**EXTRACTED MATERIAL:**
* * * * *

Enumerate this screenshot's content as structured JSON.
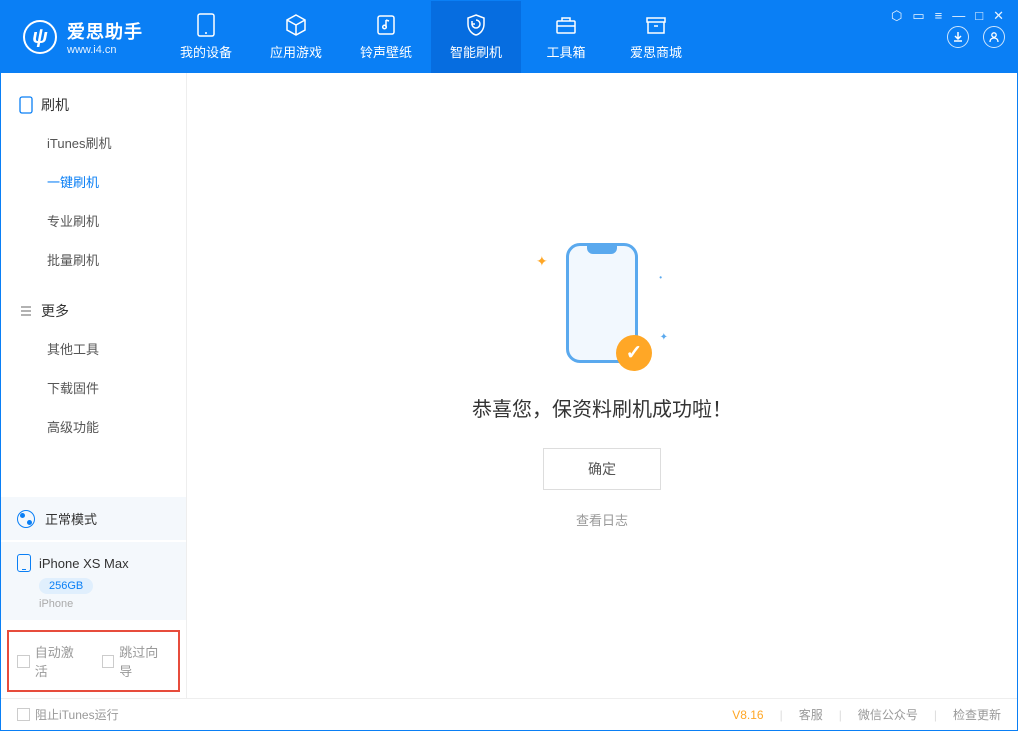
{
  "app": {
    "title": "爱思助手",
    "subtitle": "www.i4.cn"
  },
  "tabs": [
    {
      "label": "我的设备"
    },
    {
      "label": "应用游戏"
    },
    {
      "label": "铃声壁纸"
    },
    {
      "label": "智能刷机"
    },
    {
      "label": "工具箱"
    },
    {
      "label": "爱思商城"
    }
  ],
  "sidebar": {
    "section1": {
      "title": "刷机",
      "items": [
        "iTunes刷机",
        "一键刷机",
        "专业刷机",
        "批量刷机"
      ]
    },
    "section2": {
      "title": "更多",
      "items": [
        "其他工具",
        "下载固件",
        "高级功能"
      ]
    }
  },
  "mode": "正常模式",
  "device": {
    "name": "iPhone XS Max",
    "storage": "256GB",
    "type": "iPhone"
  },
  "checks": {
    "auto_activate": "自动激活",
    "skip_guide": "跳过向导"
  },
  "main": {
    "success": "恭喜您，保资料刷机成功啦！",
    "ok": "确定",
    "log": "查看日志"
  },
  "status": {
    "stop_itunes": "阻止iTunes运行",
    "version": "V8.16",
    "support": "客服",
    "wechat": "微信公众号",
    "update": "检查更新"
  }
}
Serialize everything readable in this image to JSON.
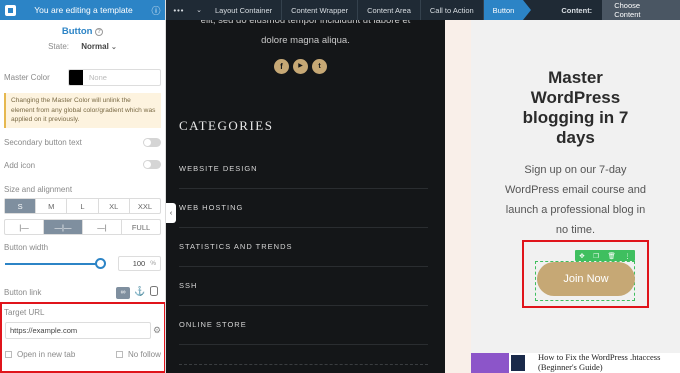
{
  "panel": {
    "header_title": "You are editing a template",
    "element_title": "Button",
    "state_label": "State:",
    "state_value": "Normal",
    "master_color_label": "Master Color",
    "master_color_placeholder": "None",
    "master_color_swatch": "#000000",
    "warning_text": "Changing the Master Color will unlink the element from any global color/gradient which was applied on it previously.",
    "secondary_text_label": "Secondary button text",
    "add_icon_label": "Add icon",
    "size_label": "Size and alignment",
    "sizes": [
      "S",
      "M",
      "L",
      "XL",
      "XXL"
    ],
    "active_size": "S",
    "align_full": "FULL",
    "width_label": "Button width",
    "width_value": "100",
    "width_unit": "%",
    "width_percent": 100,
    "link_label": "Button link",
    "target_url_label": "Target URL",
    "target_url_value": "https://example.com",
    "new_tab_label": "Open in new tab",
    "no_follow_label": "No follow"
  },
  "toolbar": {
    "crumbs": [
      "Layout Container",
      "Content Wrapper",
      "Content Area",
      "Call to Action",
      "Button"
    ],
    "content_label": "Content:",
    "choose_label": "Choose Content"
  },
  "dark": {
    "lorem": [
      "elit, sed do eiusmod tempor incididunt ut labore et",
      "dolore magna aliqua."
    ],
    "categories_title": "CATEGORIES",
    "categories": [
      "WEBSITE DESIGN",
      "WEB HOSTING",
      "STATISTICS AND TRENDS",
      "SSH",
      "ONLINE STORE"
    ]
  },
  "cta": {
    "title_lines": [
      "Master",
      "WordPress",
      "blogging in 7",
      "days"
    ],
    "body_lines": [
      "Sign up on our 7-day",
      "WordPress email course and",
      "launch a professional blog in",
      "no time."
    ],
    "button_label": "Join Now"
  },
  "post": {
    "title_lines": [
      "How to Fix the WordPress .htaccess",
      "(Beginner's Guide)"
    ]
  },
  "colors": {
    "accent": "#2c84c6",
    "button_gold": "#c6a875",
    "highlight_red": "#e0141b",
    "toolbar_green": "#3fbf5f"
  }
}
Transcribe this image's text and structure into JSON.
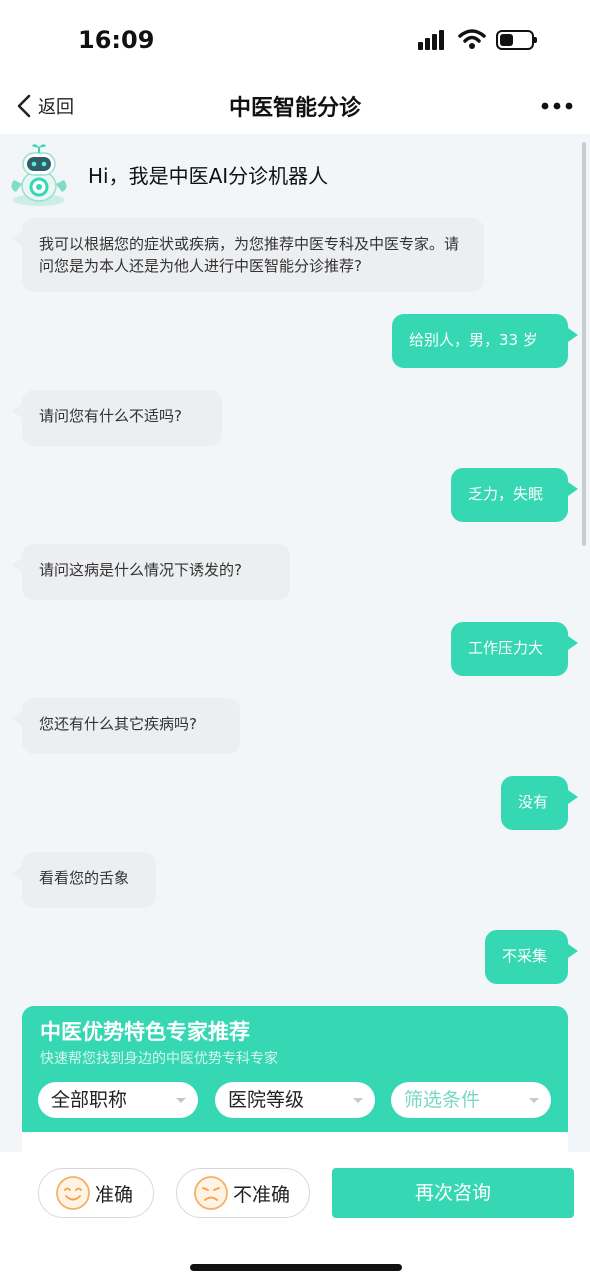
{
  "status": {
    "time": "16:09"
  },
  "nav": {
    "back_label": "返回",
    "title": "中医智能分诊"
  },
  "chat": {
    "greeting": "Hi，我是中医AI分诊机器人",
    "messages": [
      {
        "from": "bot",
        "text": "我可以根据您的症状或疾病，为您推荐中医专科及中医专家。请问您是为本人还是为他人进行中医智能分诊推荐?"
      },
      {
        "from": "user",
        "text": "给别人，男，33 岁"
      },
      {
        "from": "bot",
        "text": "请问您有什么不适吗?"
      },
      {
        "from": "user",
        "text": "乏力，失眠"
      },
      {
        "from": "bot",
        "text": "请问这病是什么情况下诱发的?"
      },
      {
        "from": "user",
        "text": "工作压力大"
      },
      {
        "from": "bot",
        "text": "您还有什么其它疾病吗?"
      },
      {
        "from": "user",
        "text": "没有"
      },
      {
        "from": "bot",
        "text": "看看您的舌象"
      },
      {
        "from": "user",
        "text": "不采集"
      }
    ]
  },
  "card": {
    "title": "中医优势特色专家推荐",
    "subtitle": "快速帮您找到身边的中医优势专科专家",
    "filters": [
      "全部职称",
      "医院等级",
      "筛选条件"
    ]
  },
  "bottom": {
    "accurate_label": "准确",
    "inaccurate_label": "不准确",
    "consult_label": "再次咨询"
  },
  "colors": {
    "accent": "#35d8b3",
    "bot_bubble": "#eceef0",
    "background": "#f3f6f8"
  }
}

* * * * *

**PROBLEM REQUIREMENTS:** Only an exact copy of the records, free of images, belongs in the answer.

**OUTPUT:**
Enumerate this screenshot's content as structured JSON.
{
  "app": {
    "title": "爱思助手",
    "subtitle": "www.i4.cn"
  },
  "tabs": [
    {
      "label": "我的设备"
    },
    {
      "label": "应用游戏"
    },
    {
      "label": "铃声壁纸"
    },
    {
      "label": "智能刷机"
    },
    {
      "label": "工具箱"
    },
    {
      "label": "爱思商城"
    }
  ],
  "sidebar": {
    "section1": {
      "title": "刷机",
      "items": [
        "iTunes刷机",
        "一键刷机",
        "专业刷机",
        "批量刷机"
      ]
    },
    "section2": {
      "title": "更多",
      "items": [
        "其他工具",
        "下载固件",
        "高级功能"
      ]
    }
  },
  "mode": "正常模式",
  "device": {
    "name": "iPhone XS Max",
    "storage": "256GB",
    "type": "iPhone"
  },
  "checks": {
    "auto_activate": "自动激活",
    "skip_guide": "跳过向导"
  },
  "main": {
    "success": "恭喜您，保资料刷机成功啦！",
    "ok": "确定",
    "log": "查看日志"
  },
  "status": {
    "stop_itunes": "阻止iTunes运行",
    "version": "V8.16",
    "support": "客服",
    "wechat": "微信公众号",
    "update": "检查更新"
  }
}
Serialize everything readable in this image to JSON.
{
  "panel": {
    "header_title": "You are editing a template",
    "element_title": "Button",
    "state_label": "State:",
    "state_value": "Normal",
    "master_color_label": "Master Color",
    "master_color_placeholder": "None",
    "master_color_swatch": "#000000",
    "warning_text": "Changing the Master Color will unlink the element from any global color/gradient which was applied on it previously.",
    "secondary_text_label": "Secondary button text",
    "add_icon_label": "Add icon",
    "size_label": "Size and alignment",
    "sizes": [
      "S",
      "M",
      "L",
      "XL",
      "XXL"
    ],
    "active_size": "S",
    "align_full": "FULL",
    "width_label": "Button width",
    "width_value": "100",
    "width_unit": "%",
    "width_percent": 100,
    "link_label": "Button link",
    "target_url_label": "Target URL",
    "target_url_value": "https://example.com",
    "new_tab_label": "Open in new tab",
    "no_follow_label": "No follow"
  },
  "toolbar": {
    "crumbs": [
      "Layout Container",
      "Content Wrapper",
      "Content Area",
      "Call to Action",
      "Button"
    ],
    "content_label": "Content:",
    "choose_label": "Choose Content"
  },
  "dark": {
    "lorem": [
      "elit, sed do eiusmod tempor incididunt ut labore et",
      "dolore magna aliqua."
    ],
    "categories_title": "CATEGORIES",
    "categories": [
      "WEBSITE DESIGN",
      "WEB HOSTING",
      "STATISTICS AND TRENDS",
      "SSH",
      "ONLINE STORE"
    ]
  },
  "cta": {
    "title_lines": [
      "Master",
      "WordPress",
      "blogging in 7",
      "days"
    ],
    "body_lines": [
      "Sign up on our 7-day",
      "WordPress email course and",
      "launch a professional blog in",
      "no time."
    ],
    "button_label": "Join Now"
  },
  "post": {
    "title_lines": [
      "How to Fix the WordPress .htaccess",
      "(Beginner's Guide)"
    ]
  },
  "colors": {
    "accent": "#2c84c6",
    "button_gold": "#c6a875",
    "highlight_red": "#e0141b",
    "toolbar_green": "#3fbf5f"
  }
}
Transcribe this image's text and structure into JSON.
{
  "status": {
    "time": "16:09"
  },
  "nav": {
    "back_label": "返回",
    "title": "中医智能分诊"
  },
  "chat": {
    "greeting": "Hi，我是中医AI分诊机器人",
    "messages": [
      {
        "from": "bot",
        "text": "我可以根据您的症状或疾病，为您推荐中医专科及中医专家。请问您是为本人还是为他人进行中医智能分诊推荐?"
      },
      {
        "from": "user",
        "text": "给别人，男，33 岁"
      },
      {
        "from": "bot",
        "text": "请问您有什么不适吗?"
      },
      {
        "from": "user",
        "text": "乏力，失眠"
      },
      {
        "from": "bot",
        "text": "请问这病是什么情况下诱发的?"
      },
      {
        "from": "user",
        "text": "工作压力大"
      },
      {
        "from": "bot",
        "text": "您还有什么其它疾病吗?"
      },
      {
        "from": "user",
        "text": "没有"
      },
      {
        "from": "bot",
        "text": "看看您的舌象"
      },
      {
        "from": "user",
        "text": "不采集"
      }
    ]
  },
  "card": {
    "title": "中医优势特色专家推荐",
    "subtitle": "快速帮您找到身边的中医优势专科专家",
    "filters": [
      "全部职称",
      "医院等级",
      "筛选条件"
    ]
  },
  "bottom": {
    "accurate_label": "准确",
    "inaccurate_label": "不准确",
    "consult_label": "再次咨询"
  },
  "colors": {
    "accent": "#35d8b3",
    "bot_bubble": "#eceef0",
    "background": "#f3f6f8"
  }
}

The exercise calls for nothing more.